Most of us have at least a passing acquaintance with the book of Job. We know it most as a story of undeserved pain and suffering. And that is certainly the central theme of Job’s life—he is a “blameless and upright” man who through no fault of his ownis forced to endure indescribable torment. What we sometimes forget is his passionate response to his fate and how courageous it is. In his introduction to the book of Job in The Message, Eugene Peterson sums it up like this:
“Job gives voice to his sufferings so well, so accurately and honestly, that anyone who has ever suffered—which includes every last one of us—can recognize his or her personal pain in the voice of Job. Job says boldly what some of us are too timid to say.
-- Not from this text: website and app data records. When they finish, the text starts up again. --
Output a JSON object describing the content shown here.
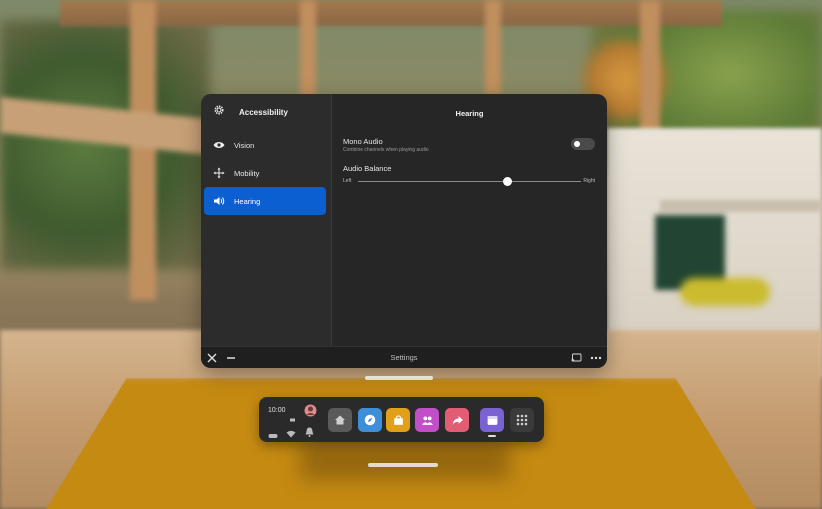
{
  "sidebar": {
    "title": "Accessibility",
    "items": [
      {
        "label": "Vision",
        "icon": "eye-icon"
      },
      {
        "label": "Mobility",
        "icon": "move-arrows-icon"
      },
      {
        "label": "Hearing",
        "icon": "speaker-icon",
        "active": true
      }
    ]
  },
  "content": {
    "title": "Hearing",
    "mono_audio": {
      "label": "Mono Audio",
      "description": "Combine channels when playing audio",
      "enabled": false
    },
    "audio_balance": {
      "label": "Audio Balance",
      "left_label": "Left",
      "right_label": "Right",
      "value": 0.67
    }
  },
  "bottom_bar": {
    "title": "Settings"
  },
  "dock": {
    "time": "10:00",
    "apps": [
      {
        "name": "home-icon",
        "color": "#5a5a5a"
      },
      {
        "name": "explore-icon",
        "color": "#3d8fd8"
      },
      {
        "name": "store-icon",
        "color": "#e1a019"
      },
      {
        "name": "people-icon",
        "color": "#c24fc8"
      },
      {
        "name": "share-icon",
        "color": "#e25d74"
      },
      {
        "name": "window-icon",
        "color": "#7b62d2",
        "active": true
      },
      {
        "name": "app-grid-icon",
        "color": "#3a3a3a"
      }
    ]
  },
  "colors": {
    "accent": "#0c5fd0",
    "panel": "#262626"
  }
}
He makes poetry out of what in many of us is only a tangle of confused whimpers. He shouts out to God what a lot of us mutter behind our sleeves. He refuses to accept the role of defeated victim.”
During the month of November, we will be spending some time looking at Job’s story in our worship services. As we do, we will confront with him some central questions that we all struggle with, beginning with “Why do bad things sometimes happen to good people?” and “Why does our loving God allow this to happen?” and “Is it ever acceptable to be angry with God?” Beyond that, we will learn how to be good friends and companions with those who are suffering by looking at the negative example of Job’s friends, who show us how not to be helpful!
I hope you will join us for this series, regardless of where you are presently in your journey in life. For as Eugene Peterson says, there are inevitably times in all of our lives when Job’s story becomes our story. We all have much to learn from this man and what he experienced in his time of suffering.